“The Scorpion have provided information on a massive attack planned by the so-called traditionalist forces,” he answered. “If we take them at their word, which I am not completely convinced we should, then we have all the information necessary to strike a devastating blow against those forces loyal to my brother’s agenda. On the other hand, if we fail to act, then the traditionalist forces will arrive here in Twin Forks and will arrest those loyal to our cause, on whatever terms they wish to contrive. All those who have demonstrated loyalty to me will suffer. I cannot permit that to happen. No matter what becomes of the situation with my brother, I cannot see others suffer for no reason other than that they placed their faith in me.”
“This could end the conflict,” Hiromi said, “but can we afford to trust the Scorpion’s information?”
“That is a very interesting question,” Shibatsu said with a sigh. “And perhaps a more interesting one might be, can we afford not to do so?”
* * * * *
Matsu Chizuki strolled along the lines of the formation grounds, idly scratching the ears of a lion cub that she carried in her arms. The cub purred loudly and kept batting at the long braid that hung down from her head, occasionally grabbing it and biting the thick cloth she used to bind it at the end. She would pull the braid away and tickle the beast under its chin before the entire process started all over again.
“It is quite cold,” she said, nuzzling the cub. “I wish I had your fur, little one. It will be colder by week’s end. We should see snowfall in significant quantities very soon, not just these little flurries.” She sighed. “Unfortunate, is it not?” She glanced at the subordinates following her. “We cannot risk sending any significant force through the pass to take vengeance upon the accursed Scorpion without the distinct possibility of Shamate Pass freezing over and stranding them there.” The Matsu daimyo chuckled lightly. “It might be great fun to spend a winter fighting against overwhelming Scorpion odds, but the chances of long term survival are minimal and to throw away our men for no tactical gain is unnecessary.”
“Has a winter offensive been considered, my lady?” one of the officers asked.
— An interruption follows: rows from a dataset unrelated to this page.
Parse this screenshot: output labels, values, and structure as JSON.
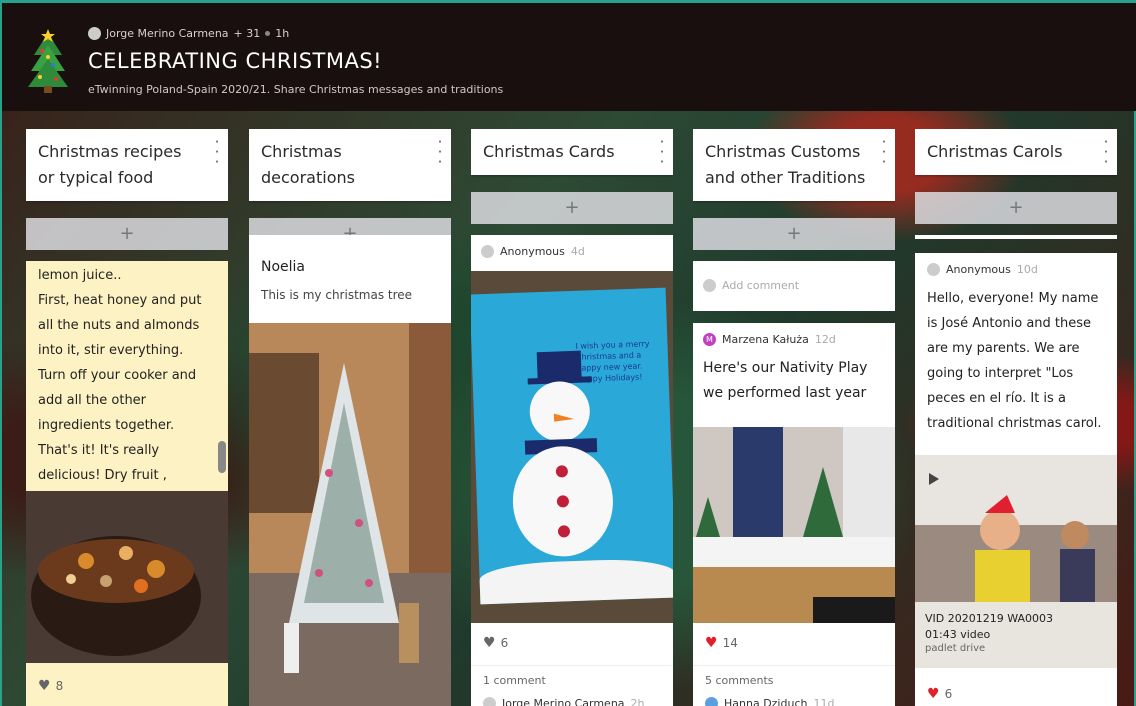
{
  "header": {
    "author": "Jorge Merino Carmena",
    "contributors": "+ 31",
    "time": "1h",
    "title": "CELEBRATING CHRISTMAS!",
    "subtitle": "eTwinning Poland-Spain 2020/21. Share Christmas messages and traditions"
  },
  "columns": [
    {
      "title": "Christmas recipes or typical food",
      "add": "+"
    },
    {
      "title": "Christmas decorations",
      "add": "+"
    },
    {
      "title": "Christmas Cards",
      "add": "+"
    },
    {
      "title": "Christmas Customs and other Traditions",
      "add": "+"
    },
    {
      "title": "Christmas Carols",
      "add": "+"
    }
  ],
  "col1": {
    "text": "lemon juice..\nFirst, heat honey and put all the nuts and almonds into it, stir everything. Turn off your cooker and add all the other ingredients together. That's it! It's really delicious!  Dry fruit , wheat, raisins meant prosperity.",
    "likes": "8"
  },
  "col2": {
    "title": "Noelia",
    "text": "This is my christmas tree"
  },
  "col3": {
    "author": "Anonymous",
    "age": "4d",
    "card_text": "I wish you a merry Christmas and a happy new year. Happy Holidays!",
    "likes": "6",
    "comments": "1 comment",
    "commenter": "Jorge Merino Carmena",
    "commenter_age": "2h"
  },
  "col4": {
    "add_comment": "Add comment",
    "author": "Marzena Kałuża",
    "age": "12d",
    "title": "Here's our Nativity Play we performed last year",
    "likes": "14",
    "comments": "5 comments",
    "commenter": "Hanna Dziduch",
    "commenter_age": "11d"
  },
  "col5": {
    "author": "Anonymous",
    "age": "10d",
    "text": "Hello, everyone! My name is José Antonio and these are my parents. We are going to interpret \"Los peces en el río. It is a traditional christmas carol.",
    "video_name": "VID 20201219 WA0003",
    "video_meta": "01:43 video",
    "video_source": "padlet drive",
    "likes": "6"
  },
  "colors": {
    "header_bg": "#1a0f0f",
    "heart_red": "#e0202a",
    "note_yellow": "#fdf2c4",
    "accent": "#2aa18a"
  }
}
“The Ikoma tactical advisors suggested it to Lady Dairuko,” Chizuki replied. “She rejected the notion immediately. I believe her exact words were that such a tactic was ‘worthy only of Chagatai himself.’ I must say I was pleasantly surprised at her response. Much though I would like to see the northern Scorpion lands trod into a swamp saturated with their blood, I do not wish to see us lower ourselves to the level of savages like the accursed Khan of previous eras.”
Matsu Karoko bowed as a sign of respect. “Your words speak for us all, my lady.”
“When the spring thaws come, on the first day that the ice turns to water, the Kitsu will blow the pass open with all the vengeance in their priestly hearts, and we, the Matsu, will end the Scorpion.” Chizuki smiled and flipped the cub over to scratch its belly. “I expect you will all spend the winter training your troops. When winter ends, our victory begins.”